Extreme Ownership: How US Navy Seals Lead and Win
Jocko Willink and Leif Babin
St. Martin’s Press, 2015
Reviewed by Laura Calhoun, MD, and Rowland Nichol, MD
Although I am not a fan of using war metaphors for health care operations, Extreme Ownership has some useful advice for leaders in our world of caring for others.
Jocko Willink and Leif Babin (even their names evoke images of Vikings and war) are Navy Seal officers who served together in Ar Ramadi, Iraq. They took the lessons they learned during their training and in the battlefield, reflected on them, and then created, evaluated, and incorporated a comprehensive paradigm into their personal approach to leadership and named it “extreme ownership.”
An operational leader centred within concentric rings of activity and influence could visually represent this paradigm. The concentric circles contain elements relevant to the mission/leadership activity and are assumed to be within the leader’s field of influence. Because a book has to be read linearly, the chapters necessarily detail parts of the concentric circles; however, the whole of the extreme ownership paradigm is more than the sum of the chapters.
Each chapter starts with a recounting of some part of the war, where a particular principle is used or should have been used. Each chapter also illustrates how the authors have since used the principle in the businesses with which they now work. Top
Although war is about fighting and winning, it also demands teamwork, communication, clear roles and responsibilities, and data analysis before, during, and after battle. The team must trust that everyone is working toward the same goal and that every team member has every one else’s back. The leader must own the outcome, learn from it, communicate about it with the rest of the team and ensure understanding from each team member. There is volatility, uncertainty, ambiguity, and chaos in every battle and the executive leadership is nowhere to be found when the guns are blasting, even though they attempt to set everyone up for success and bear the ultimate responsibility for the outcomes. Except for the mission, then, much of the book’s ideas generalize nicely to health care.
The book has three parts and each part has four principles. Part 1, “Winning the war within” shares stories and principles described as the foundational building blocks and mindset necessary to lead and win. The principles include
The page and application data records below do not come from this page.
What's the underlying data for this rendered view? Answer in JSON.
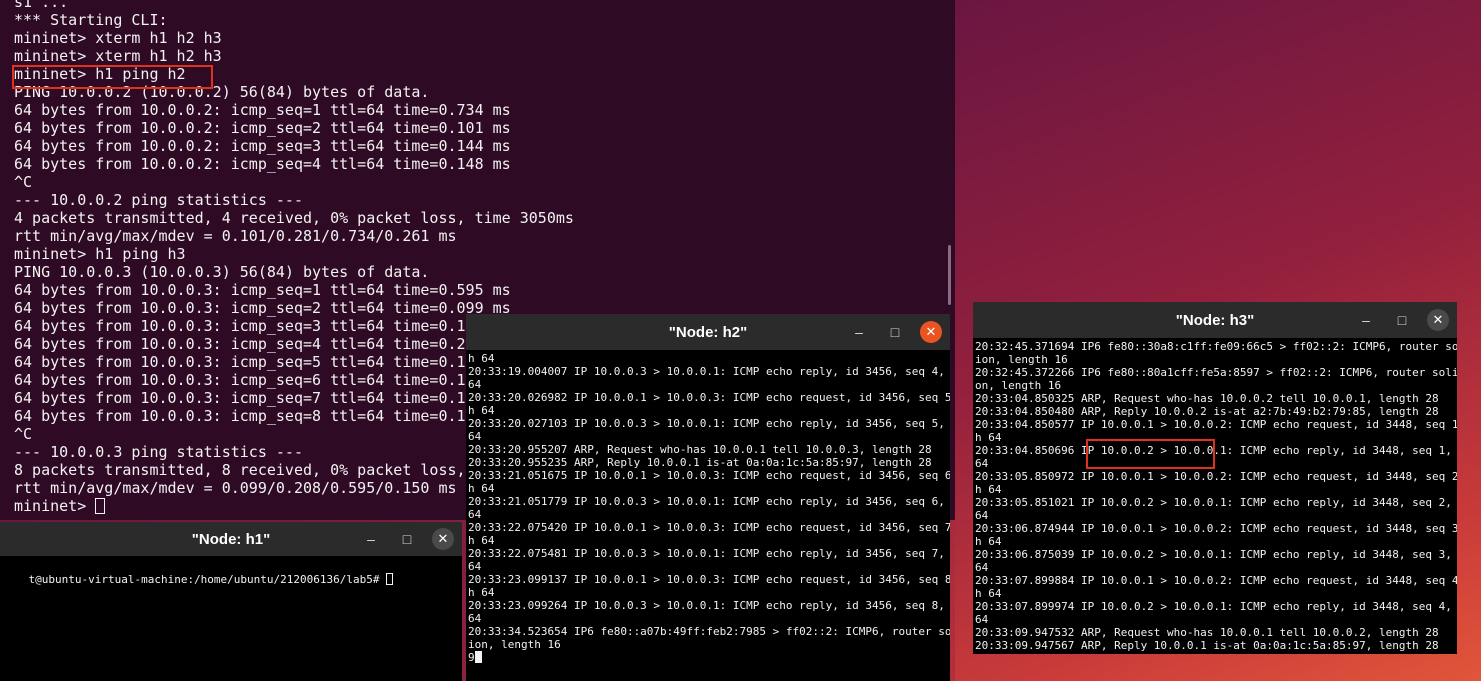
{
  "main_terminal": {
    "lines": [
      "s1 ...",
      "*** Starting CLI:",
      "mininet> xterm h1 h2 h3",
      "mininet> xterm h1 h2 h3",
      "mininet> h1 ping h2",
      "PING 10.0.0.2 (10.0.0.2) 56(84) bytes of data.",
      "64 bytes from 10.0.0.2: icmp_seq=1 ttl=64 time=0.734 ms",
      "64 bytes from 10.0.0.2: icmp_seq=2 ttl=64 time=0.101 ms",
      "64 bytes from 10.0.0.2: icmp_seq=3 ttl=64 time=0.144 ms",
      "64 bytes from 10.0.0.2: icmp_seq=4 ttl=64 time=0.148 ms",
      "^C",
      "--- 10.0.0.2 ping statistics ---",
      "4 packets transmitted, 4 received, 0% packet loss, time 3050ms",
      "rtt min/avg/max/mdev = 0.101/0.281/0.734/0.261 ms",
      "mininet> h1 ping h3",
      "PING 10.0.0.3 (10.0.0.3) 56(84) bytes of data.",
      "64 bytes from 10.0.0.3: icmp_seq=1 ttl=64 time=0.595 ms",
      "64 bytes from 10.0.0.3: icmp_seq=2 ttl=64 time=0.099 ms",
      "64 bytes from 10.0.0.3: icmp_seq=3 ttl=64 time=0.14",
      "64 bytes from 10.0.0.3: icmp_seq=4 ttl=64 time=0.20",
      "64 bytes from 10.0.0.3: icmp_seq=5 ttl=64 time=0.1",
      "64 bytes from 10.0.0.3: icmp_seq=6 ttl=64 time=0.1",
      "64 bytes from 10.0.0.3: icmp_seq=7 ttl=64 time=0.1",
      "64 bytes from 10.0.0.3: icmp_seq=8 ttl=64 time=0.1",
      "^C",
      "--- 10.0.0.3 ping statistics ---",
      "8 packets transmitted, 8 received, 0% packet loss,",
      "rtt min/avg/max/mdev = 0.099/0.208/0.595/0.150 ms"
    ],
    "prompt": "mininet> "
  },
  "h1": {
    "title": "\"Node: h1\"",
    "prompt_line": "t@ubuntu-virtual-machine:/home/ubuntu/212006136/lab5# "
  },
  "h2": {
    "title": "\"Node: h2\"",
    "lines": [
      "h 64",
      "20:33:19.004007 IP 10.0.0.3 > 10.0.0.1: ICMP echo reply, id 3456, seq 4, length",
      "64",
      "20:33:20.026982 IP 10.0.0.1 > 10.0.0.3: ICMP echo request, id 3456, seq 5, lengt",
      "h 64",
      "20:33:20.027103 IP 10.0.0.3 > 10.0.0.1: ICMP echo reply, id 3456, seq 5, length",
      "64",
      "20:33:20.955207 ARP, Request who-has 10.0.0.1 tell 10.0.0.3, length 28",
      "20:33:20.955235 ARP, Reply 10.0.0.1 is-at 0a:0a:1c:5a:85:97, length 28",
      "20:33:21.051675 IP 10.0.0.1 > 10.0.0.3: ICMP echo request, id 3456, seq 6, lengt",
      "h 64",
      "20:33:21.051779 IP 10.0.0.3 > 10.0.0.1: ICMP echo reply, id 3456, seq 6, length",
      "64",
      "20:33:22.075420 IP 10.0.0.1 > 10.0.0.3: ICMP echo request, id 3456, seq 7, lengt",
      "h 64",
      "20:33:22.075481 IP 10.0.0.3 > 10.0.0.1: ICMP echo reply, id 3456, seq 7, length",
      "64",
      "20:33:23.099137 IP 10.0.0.1 > 10.0.0.3: ICMP echo request, id 3456, seq 8, lengt",
      "h 64",
      "20:33:23.099264 IP 10.0.0.3 > 10.0.0.1: ICMP echo reply, id 3456, seq 8, length",
      "64",
      "20:33:34.523654 IP6 fe80::a07b:49ff:feb2:7985 > ff02::2: ICMP6, router solicitat",
      "ion, length 16"
    ],
    "last_line": "9"
  },
  "h3": {
    "title": "\"Node: h3\"",
    "lines": [
      "20:32:45.371694 IP6 fe80::30a8:c1ff:fe09:66c5 > ff02::2: ICMP6, router solicitat",
      "ion, length 16",
      "20:32:45.372266 IP6 fe80::80a1cff:fe5a:8597 > ff02::2: ICMP6, router solicitati",
      "on, length 16",
      "20:33:04.850325 ARP, Request who-has 10.0.0.2 tell 10.0.0.1, length 28",
      "20:33:04.850480 ARP, Reply 10.0.0.2 is-at a2:7b:49:b2:79:85, length 28",
      "20:33:04.850577 IP 10.0.0.1 > 10.0.0.2: ICMP echo request, id 3448, seq 1, lengt",
      "h 64",
      "20:33:04.850696 IP 10.0.0.2 > 10.0.0.1: ICMP echo reply, id 3448, seq 1, length",
      "64",
      "20:33:05.850972 IP 10.0.0.1 > 10.0.0.2: ICMP echo request, id 3448, seq 2, lengt",
      "h 64",
      "20:33:05.851021 IP 10.0.0.2 > 10.0.0.1: ICMP echo reply, id 3448, seq 2, length",
      "64",
      "20:33:06.874944 IP 10.0.0.1 > 10.0.0.2: ICMP echo request, id 3448, seq 3, lengt",
      "h 64",
      "20:33:06.875039 IP 10.0.0.2 > 10.0.0.1: ICMP echo reply, id 3448, seq 3, length",
      "64",
      "20:33:07.899884 IP 10.0.0.1 > 10.0.0.2: ICMP echo request, id 3448, seq 4, lengt",
      "h 64",
      "20:33:07.899974 IP 10.0.0.2 > 10.0.0.1: ICMP echo reply, id 3448, seq 4, length",
      "64",
      "20:33:09.947532 ARP, Request who-has 10.0.0.1 tell 10.0.0.2, length 28",
      "20:33:09.947567 ARP, Reply 10.0.0.1 is-at 0a:0a:1c:5a:85:97, length 28"
    ]
  },
  "window_controls": {
    "minimize": "–",
    "maximize": "□",
    "close": "✕"
  }
}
This section is the most relevant for health care leaders, as it lays out the importance of leaders owning outcomes and holding themselves accountable. The authors make clear that they are talking about distributed leadership, where the leaders at each level align, communicate about who is accountable for what, and ensure everyone on their team has the same understanding of what success looks like.
Part 2, “The laws of combat,” details four concepts that allow teams to be successful in battle. One principle, in particular, stood out for us as useful: the authors call it “decentralized command,” meaning that each designated leader at whatever level has five or six people who report to them. That size of an ideal team echoes other relevant literature. For a leader to be successful, she cannot be responsible for more than a half dozen workers. This ratio of leaders to workers — called span of control — is not something we talk much about in medicine. Top
Part 3, “Sustaining victory,” covers some of the more difficult aspects of leadership, such as the importance of leading up, not just down, understanding that you will never have all the information or know the exact right answer and making a decision anyway, and many of the paradoxes confronted by leaders every day. Leaders walk a fine line between being ready to lead, but also to follow when following will improve the chance of success. This section also describes the balance between knowing enough detail without micromanaging and having good relations with direct reports, but not favouring one over the other. The biggest seeming contradiction is owning the outcome, while distributing leadership and ownership throughout the organization.
A war mission is well defined and success is easily measured and understood; therefore, war is in the realm of the complicated, not the complex. In a complex social system, such as health care, there are innumerable “right ways” to define success that vary depending on your viewpoint, and herein lies the book’s weakness.
Absent from the book is any discussion about the importance of communication and collaboration between and among leaders at each level so that the organization avoids the multiple silo effect.
The book deals exclusively with the hierarchical network, the command and control leadership style, and leaves out completely the flat networks that must exist at each level of leadership in any complex social system. There is no discussion of the quality improvement or innovation that are as necessary to health care as looking after patients, and that require work in horizontal networks as well as hierarchical ones. As well, there is no comparison between “citizen-centred” health care and “citizen avoidance” needed in war.
Despite the knowledge that health care is a complex social system, we often rely on command and control leadership. We seem to like our hierarchies and silos just fine.
Some of the leadership principles in Extreme Ownership resonate with the way we currently do things. If every leader at every level of health care took ownership of the success or failure of predetermined metrics, I suspect we would learn a lot more from our mistakes. Top
Laura L. Calhoun MD, FRCPC, MAL(H), CEC, practises psychiatry and has a role as a physician leader in Alberta Health Services.
Rowland Nichol, MD, CCPE, is a family physician in Calgary and a member of the Board of Directors of the CSPL.